Can we describe migration as a crisis?
I have chosen this image as it reflects the ideas that migration is about people moving but it is taking place in a global and complicated way. It does not view migration as a linear process but as a multifaceted process and the image is a way to get that across to pupils. The article that it comes from is useful as it provides a balanced view and considers the fact that migration is both a crisis and an opportunity. As part of the teaching sequence this will be used as a starter with students annotating it at the beginning of the teaching unit; and again at the end of the unit. This will be a very clear way to see how students have made progress in their understanding of migration as a geographical topic.
Why is substantive knowledge about geographical conditions or characteristics essential for understanding the example?
The substantive knowledge is important for understanding the geographical example is due to the complexity of the issue. At a surface level, migration can have a very accessible nature; however to understand the example fully you need to have an understanding of the precise definition of the topic; as well as an understanding of what the scale actually means. Therefore the substantive knowledge is to be able to understand the use of geographical language when tackling the examples.
What is geographically theoretical or conceptual about the example? How does the example support geographical thinking in a way that is systematic (i.e., does the example show the intellectual significance of geographical concepts such as location, place, region, pattern, spatial hierarchy, regional identity, etc.)?
The example is conceptual in that is based on the framework of migration; particularly as laid out in ‘Global Migration’ by Hanlon and Vicinio (https://books.google.co.uk/books/about/Global_Migration.html?id=Aj5TngEACAAJ). This explains and gives the language used for migration.
How does the example support geographical thinking or action in a way that can be applied (i.e., not just ‘inert’ knowledge regurgitated for a test)?

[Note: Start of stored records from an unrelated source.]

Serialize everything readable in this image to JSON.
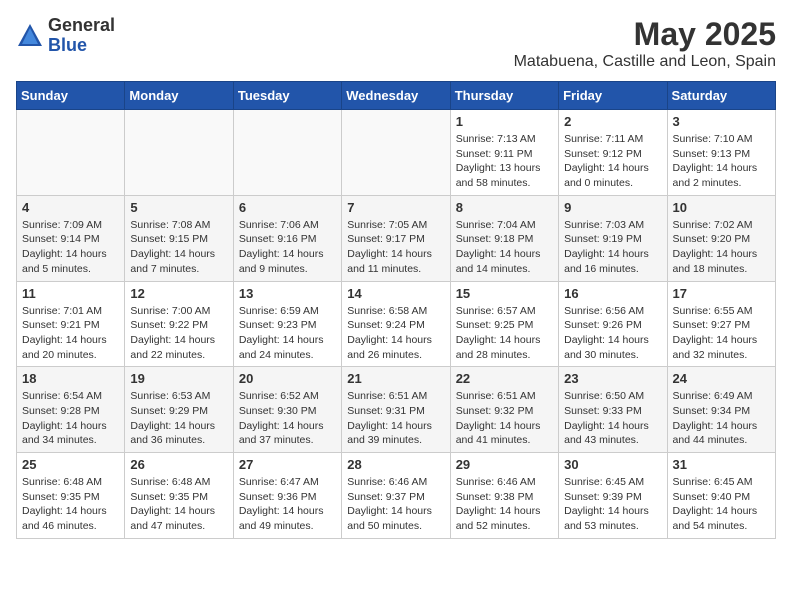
{
  "logo": {
    "general": "General",
    "blue": "Blue"
  },
  "title": "May 2025",
  "subtitle": "Matabuena, Castille and Leon, Spain",
  "days_of_week": [
    "Sunday",
    "Monday",
    "Tuesday",
    "Wednesday",
    "Thursday",
    "Friday",
    "Saturday"
  ],
  "weeks": [
    {
      "cells": [
        {
          "day": "",
          "empty": true
        },
        {
          "day": "",
          "empty": true
        },
        {
          "day": "",
          "empty": true
        },
        {
          "day": "",
          "empty": true
        },
        {
          "day": "1",
          "sunrise": "7:13 AM",
          "sunset": "9:11 PM",
          "daylight": "13 hours and 58 minutes."
        },
        {
          "day": "2",
          "sunrise": "7:11 AM",
          "sunset": "9:12 PM",
          "daylight": "14 hours and 0 minutes."
        },
        {
          "day": "3",
          "sunrise": "7:10 AM",
          "sunset": "9:13 PM",
          "daylight": "14 hours and 2 minutes."
        }
      ]
    },
    {
      "cells": [
        {
          "day": "4",
          "sunrise": "7:09 AM",
          "sunset": "9:14 PM",
          "daylight": "14 hours and 5 minutes."
        },
        {
          "day": "5",
          "sunrise": "7:08 AM",
          "sunset": "9:15 PM",
          "daylight": "14 hours and 7 minutes."
        },
        {
          "day": "6",
          "sunrise": "7:06 AM",
          "sunset": "9:16 PM",
          "daylight": "14 hours and 9 minutes."
        },
        {
          "day": "7",
          "sunrise": "7:05 AM",
          "sunset": "9:17 PM",
          "daylight": "14 hours and 11 minutes."
        },
        {
          "day": "8",
          "sunrise": "7:04 AM",
          "sunset": "9:18 PM",
          "daylight": "14 hours and 14 minutes."
        },
        {
          "day": "9",
          "sunrise": "7:03 AM",
          "sunset": "9:19 PM",
          "daylight": "14 hours and 16 minutes."
        },
        {
          "day": "10",
          "sunrise": "7:02 AM",
          "sunset": "9:20 PM",
          "daylight": "14 hours and 18 minutes."
        }
      ]
    },
    {
      "cells": [
        {
          "day": "11",
          "sunrise": "7:01 AM",
          "sunset": "9:21 PM",
          "daylight": "14 hours and 20 minutes."
        },
        {
          "day": "12",
          "sunrise": "7:00 AM",
          "sunset": "9:22 PM",
          "daylight": "14 hours and 22 minutes."
        },
        {
          "day": "13",
          "sunrise": "6:59 AM",
          "sunset": "9:23 PM",
          "daylight": "14 hours and 24 minutes."
        },
        {
          "day": "14",
          "sunrise": "6:58 AM",
          "sunset": "9:24 PM",
          "daylight": "14 hours and 26 minutes."
        },
        {
          "day": "15",
          "sunrise": "6:57 AM",
          "sunset": "9:25 PM",
          "daylight": "14 hours and 28 minutes."
        },
        {
          "day": "16",
          "sunrise": "6:56 AM",
          "sunset": "9:26 PM",
          "daylight": "14 hours and 30 minutes."
        },
        {
          "day": "17",
          "sunrise": "6:55 AM",
          "sunset": "9:27 PM",
          "daylight": "14 hours and 32 minutes."
        }
      ]
    },
    {
      "cells": [
        {
          "day": "18",
          "sunrise": "6:54 AM",
          "sunset": "9:28 PM",
          "daylight": "14 hours and 34 minutes."
        },
        {
          "day": "19",
          "sunrise": "6:53 AM",
          "sunset": "9:29 PM",
          "daylight": "14 hours and 36 minutes."
        },
        {
          "day": "20",
          "sunrise": "6:52 AM",
          "sunset": "9:30 PM",
          "daylight": "14 hours and 37 minutes."
        },
        {
          "day": "21",
          "sunrise": "6:51 AM",
          "sunset": "9:31 PM",
          "daylight": "14 hours and 39 minutes."
        },
        {
          "day": "22",
          "sunrise": "6:51 AM",
          "sunset": "9:32 PM",
          "daylight": "14 hours and 41 minutes."
        },
        {
          "day": "23",
          "sunrise": "6:50 AM",
          "sunset": "9:33 PM",
          "daylight": "14 hours and 43 minutes."
        },
        {
          "day": "24",
          "sunrise": "6:49 AM",
          "sunset": "9:34 PM",
          "daylight": "14 hours and 44 minutes."
        }
      ]
    },
    {
      "cells": [
        {
          "day": "25",
          "sunrise": "6:48 AM",
          "sunset": "9:35 PM",
          "daylight": "14 hours and 46 minutes."
        },
        {
          "day": "26",
          "sunrise": "6:48 AM",
          "sunset": "9:35 PM",
          "daylight": "14 hours and 47 minutes."
        },
        {
          "day": "27",
          "sunrise": "6:47 AM",
          "sunset": "9:36 PM",
          "daylight": "14 hours and 49 minutes."
        },
        {
          "day": "28",
          "sunrise": "6:46 AM",
          "sunset": "9:37 PM",
          "daylight": "14 hours and 50 minutes."
        },
        {
          "day": "29",
          "sunrise": "6:46 AM",
          "sunset": "9:38 PM",
          "daylight": "14 hours and 52 minutes."
        },
        {
          "day": "30",
          "sunrise": "6:45 AM",
          "sunset": "9:39 PM",
          "daylight": "14 hours and 53 minutes."
        },
        {
          "day": "31",
          "sunrise": "6:45 AM",
          "sunset": "9:40 PM",
          "daylight": "14 hours and 54 minutes."
        }
      ]
    }
  ],
  "labels": {
    "sunrise": "Sunrise:",
    "sunset": "Sunset:",
    "daylight": "Daylight:"
  }
}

The example provides ways for students to challenge ‘popular knowledge’ on migration. This would include the ability to question tabloid headlines on migration and look where there are elements of truth but also elements that are not based on hard facts. This will give the students the language and framework they need to look at migration as a multifaceted issue, and one that can be considered from multiple points of view.Back to Vignettes